# REQUIREMENT
Give an exact copy of the data that follows, but none of its pictures.

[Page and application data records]
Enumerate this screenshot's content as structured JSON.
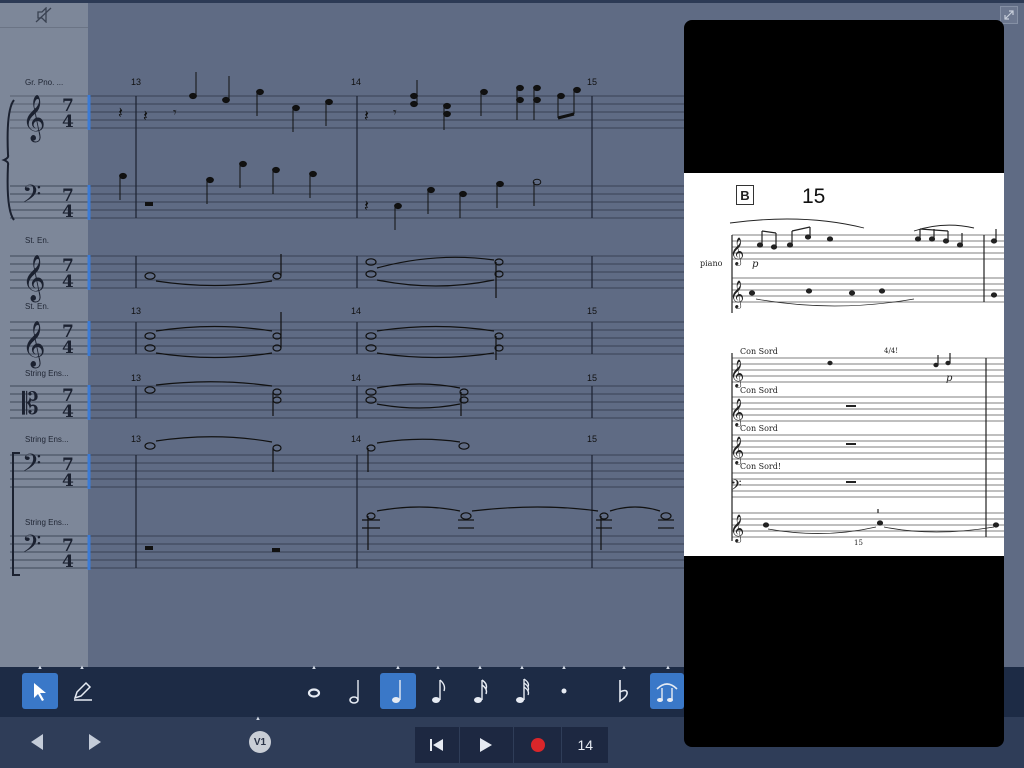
{
  "score": {
    "labels": [
      "Gr. Pno. ...",
      "St. En.",
      "St. En.",
      "String Ens...",
      "String Ens...",
      "String Ens..."
    ],
    "measures": [
      "13",
      "14",
      "15"
    ],
    "time_signature_top": "7",
    "time_signature_bottom": "4"
  },
  "toolbar": {
    "tools": [
      {
        "icon": "pointer-icon",
        "active": true
      },
      {
        "icon": "pencil-icon",
        "active": false
      }
    ],
    "note_values": [
      {
        "icon": "whole-note-icon",
        "active": false
      },
      {
        "icon": "half-note-icon",
        "active": false
      },
      {
        "icon": "quarter-note-icon",
        "active": true
      },
      {
        "icon": "eighth-note-icon",
        "active": false
      },
      {
        "icon": "sixteenth-note-icon",
        "active": false
      },
      {
        "icon": "thirty-second-note-icon",
        "active": false
      },
      {
        "icon": "dot-icon",
        "active": false
      },
      {
        "icon": "flat-icon",
        "active": false
      },
      {
        "icon": "tie-icon",
        "active": true
      }
    ]
  },
  "transport": {
    "voice": "V1",
    "measure": "14"
  },
  "reference_sheet": {
    "rehearsal_mark": "B",
    "bar_number": "15",
    "instrument": "piano",
    "dynamic_1": "p",
    "dynamic_2": "p",
    "tempo_mark": "4/4!",
    "con_sord_1": "Con Sord",
    "con_sord_2": "Con Sord",
    "con_sord_3": "Con Sord",
    "con_sord_4": "Con Sord!",
    "footer_number": "15"
  }
}
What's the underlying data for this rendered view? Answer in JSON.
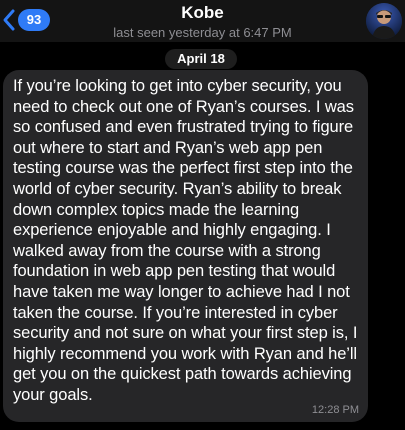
{
  "header": {
    "back_count": "93",
    "contact_name": "Kobe",
    "last_seen": "last seen yesterday at 6:47 PM",
    "back_icon": "chevron-left-icon",
    "accent_color": "#2f7bf6"
  },
  "chat": {
    "date_label": "April 18",
    "message": {
      "text": "If you’re looking to get into cyber security, you need to check out one of Ryan’s courses. I was so confused and even frustrated trying to figure out where to start and Ryan’s web app pen testing course was the perfect first step into the world of cyber security. Ryan’s ability to break down complex topics made the learning experience enjoyable and highly engaging. I walked away from the course with a strong foundation in web app pen testing that would have taken me way longer to achieve had I not taken the course. If you’re interested in cyber security and not sure on what your first step is, I highly recommend you work with Ryan and he’ll get you on the quickest path towards achieving your goals.",
      "time": "12:28 PM"
    }
  }
}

# ANSWER TO THE PROBLEM
Enumerate this screenshot's content as structured JSON.
{
  "score": {
    "labels": [
      "Gr. Pno. ...",
      "St. En.",
      "St. En.",
      "String Ens...",
      "String Ens...",
      "String Ens..."
    ],
    "measures": [
      "13",
      "14",
      "15"
    ],
    "time_signature_top": "7",
    "time_signature_bottom": "4"
  },
  "toolbar": {
    "tools": [
      {
        "icon": "pointer-icon",
        "active": true
      },
      {
        "icon": "pencil-icon",
        "active": false
      }
    ],
    "note_values": [
      {
        "icon": "whole-note-icon",
        "active": false
      },
      {
        "icon": "half-note-icon",
        "active": false
      },
      {
        "icon": "quarter-note-icon",
        "active": true
      },
      {
        "icon": "eighth-note-icon",
        "active": false
      },
      {
        "icon": "sixteenth-note-icon",
        "active": false
      },
      {
        "icon": "thirty-second-note-icon",
        "active": false
      },
      {
        "icon": "dot-icon",
        "active": false
      },
      {
        "icon": "flat-icon",
        "active": false
      },
      {
        "icon": "tie-icon",
        "active": true
      }
    ]
  },
  "transport": {
    "voice": "V1",
    "measure": "14"
  },
  "reference_sheet": {
    "rehearsal_mark": "B",
    "bar_number": "15",
    "instrument": "piano",
    "dynamic_1": "p",
    "dynamic_2": "p",
    "tempo_mark": "4/4!",
    "con_sord_1": "Con Sord",
    "con_sord_2": "Con Sord",
    "con_sord_3": "Con Sord",
    "con_sord_4": "Con Sord!",
    "footer_number": "15"
  }
}
What's the underlying data for this rendered view? Answer in JSON.
{
  "header": {
    "back_count": "93",
    "contact_name": "Kobe",
    "last_seen": "last seen yesterday at 6:47 PM",
    "back_icon": "chevron-left-icon",
    "accent_color": "#2f7bf6"
  },
  "chat": {
    "date_label": "April 18",
    "message": {
      "text": "If you’re looking to get into cyber security, you need to check out one of Ryan’s courses. I was so confused and even frustrated trying to figure out where to start and Ryan’s web app pen testing course was the perfect first step into the world of cyber security. Ryan’s ability to break down complex topics made the learning experience enjoyable and highly engaging. I walked away from the course with a strong foundation in web app pen testing that would have taken me way longer to achieve had I not taken the course. If you’re interested in cyber security and not sure on what your first step is, I highly recommend you work with Ryan and he’ll get you on the quickest path towards achieving your goals.",
      "time": "12:28 PM"
    }
  }
}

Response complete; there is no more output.